CNN Acquires Lance Armstrong Doping Doc (Video)
The Australian film, "The World According to Lance Armstrong," includes footage of a 2005 deposition on drug use as well as allegations that some sponsors may have been complicit in the cyclist's cover-up.
Exposed in a systemic doping scheme, stripped of his Tour de France titles, dropped by sponsors (like Nike) and banned for life from cycling, Lance Armstrong has gone from hero to pariah. And while the dark turns seem to have scuttled the more aspirational planned Hollywood projects, it has increased interest in the stories of whistleblowers and former teammates and spurred renewed interest from news organizations.

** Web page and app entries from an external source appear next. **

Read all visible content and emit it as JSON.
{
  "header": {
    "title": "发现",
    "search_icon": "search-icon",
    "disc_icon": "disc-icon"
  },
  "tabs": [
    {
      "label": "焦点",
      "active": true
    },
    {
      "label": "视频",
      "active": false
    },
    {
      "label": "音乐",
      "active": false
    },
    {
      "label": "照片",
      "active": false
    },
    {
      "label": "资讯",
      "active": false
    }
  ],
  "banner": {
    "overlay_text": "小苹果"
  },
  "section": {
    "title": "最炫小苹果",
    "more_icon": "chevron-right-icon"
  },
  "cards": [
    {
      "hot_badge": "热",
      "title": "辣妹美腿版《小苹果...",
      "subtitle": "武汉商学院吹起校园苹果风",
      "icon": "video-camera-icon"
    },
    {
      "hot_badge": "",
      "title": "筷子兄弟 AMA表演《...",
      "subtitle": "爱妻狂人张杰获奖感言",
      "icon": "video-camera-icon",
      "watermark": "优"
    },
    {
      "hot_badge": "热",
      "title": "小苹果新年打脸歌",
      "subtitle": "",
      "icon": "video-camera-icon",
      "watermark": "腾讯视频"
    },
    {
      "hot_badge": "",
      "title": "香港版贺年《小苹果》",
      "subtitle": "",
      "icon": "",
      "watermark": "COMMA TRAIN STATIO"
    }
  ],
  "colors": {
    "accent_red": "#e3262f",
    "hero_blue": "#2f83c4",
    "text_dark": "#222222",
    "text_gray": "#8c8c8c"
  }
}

On Sunday, CBS News’ 60 Minutes updated its 2011 piece – vehemently disputed by Armstrong at the time – that centered on an interview with Armstrong teammate Tyler Hamilton who said he saw Armstrong inject EPO.

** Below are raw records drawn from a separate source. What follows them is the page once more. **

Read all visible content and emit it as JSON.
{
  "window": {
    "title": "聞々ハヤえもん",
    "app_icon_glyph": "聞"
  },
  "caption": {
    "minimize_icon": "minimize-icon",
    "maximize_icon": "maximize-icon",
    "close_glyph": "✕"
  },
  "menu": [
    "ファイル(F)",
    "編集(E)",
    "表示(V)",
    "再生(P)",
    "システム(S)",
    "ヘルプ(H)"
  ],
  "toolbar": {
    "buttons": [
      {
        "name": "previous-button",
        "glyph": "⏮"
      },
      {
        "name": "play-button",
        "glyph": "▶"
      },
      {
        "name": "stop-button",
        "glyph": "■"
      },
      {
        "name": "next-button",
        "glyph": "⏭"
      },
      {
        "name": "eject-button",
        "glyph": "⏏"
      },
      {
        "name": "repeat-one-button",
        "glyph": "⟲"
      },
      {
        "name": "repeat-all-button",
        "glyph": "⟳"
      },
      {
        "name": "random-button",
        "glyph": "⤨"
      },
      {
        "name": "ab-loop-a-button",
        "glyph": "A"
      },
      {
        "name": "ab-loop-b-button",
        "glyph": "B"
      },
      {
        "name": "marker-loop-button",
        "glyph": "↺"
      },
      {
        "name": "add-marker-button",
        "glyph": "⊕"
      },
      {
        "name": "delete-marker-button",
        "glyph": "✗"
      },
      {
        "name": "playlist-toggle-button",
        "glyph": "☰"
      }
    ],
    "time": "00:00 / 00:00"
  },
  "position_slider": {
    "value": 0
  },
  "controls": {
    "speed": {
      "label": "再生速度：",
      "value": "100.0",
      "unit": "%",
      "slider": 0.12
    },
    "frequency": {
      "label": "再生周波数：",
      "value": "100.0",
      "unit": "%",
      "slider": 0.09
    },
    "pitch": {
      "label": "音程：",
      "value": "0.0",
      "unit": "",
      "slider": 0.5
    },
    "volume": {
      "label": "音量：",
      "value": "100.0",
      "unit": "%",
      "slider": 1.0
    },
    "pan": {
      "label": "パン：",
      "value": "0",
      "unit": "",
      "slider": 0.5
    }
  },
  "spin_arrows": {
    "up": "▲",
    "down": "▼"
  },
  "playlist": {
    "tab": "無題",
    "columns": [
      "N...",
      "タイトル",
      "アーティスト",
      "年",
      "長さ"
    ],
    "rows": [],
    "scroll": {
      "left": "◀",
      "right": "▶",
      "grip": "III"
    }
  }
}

Now CNN has acquired the highly critical Australian documentary The World According to Lance Armstrong, which it will broadcast Saturday at 9 p.m.
Reported by journalist Quentin McDermott for Australian TV’s Four Corners news program, the documentary includes assertions from former friends Betsy and Frankie Andreu that Armstrong admitted during treatment for cancer that he used a long list of banned substances.

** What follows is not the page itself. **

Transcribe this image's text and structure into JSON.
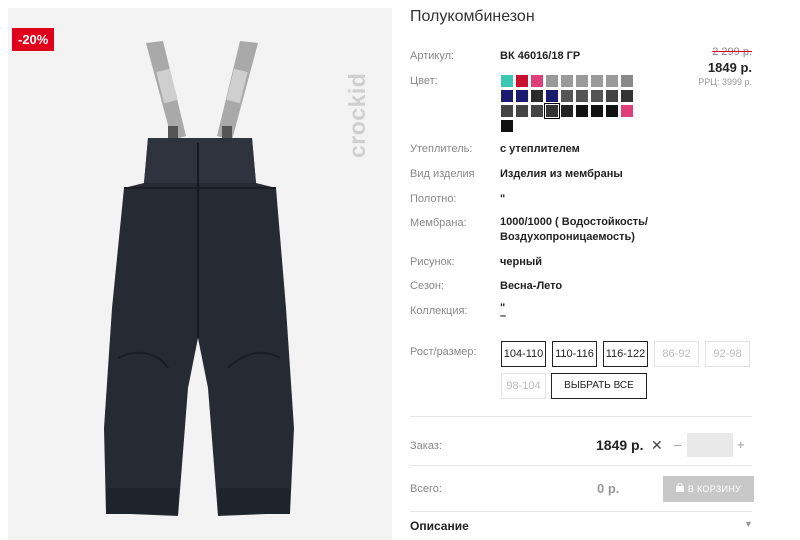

The documentary also includes footage of Armstrong’s only deposition, given in 2005, in response to a lawsuit by an insurer that resisted awarding Armstrong bonuses for his Tour de France triumphs. The company, Texas-based SCA Promotions, was contracted to pay Armstrong $5 million for winning the Tour. Armstrong prevailed in the suit, and SCA was compelled to pay the bonuses and Armstrong’s legal fees for a total of $12 million, according to an article in Texas Monthly.
The company is now “considering all legal options” to recoup the money.
The documentary also includes interviews with Hamilton and longtime Armstrong critic Greg Lemond -- a three-time Tour winner -- who plays for McDermott what he says is a secretly taped phone call between him and a marketing executive that suggests some sponsors might have felt pressured to cover up for Armstrong’s doping to protect their own corporate images.
The World According to Lance Armstrong will air again on CNN on Oct. 27 at midnight and 3 a.m. ET.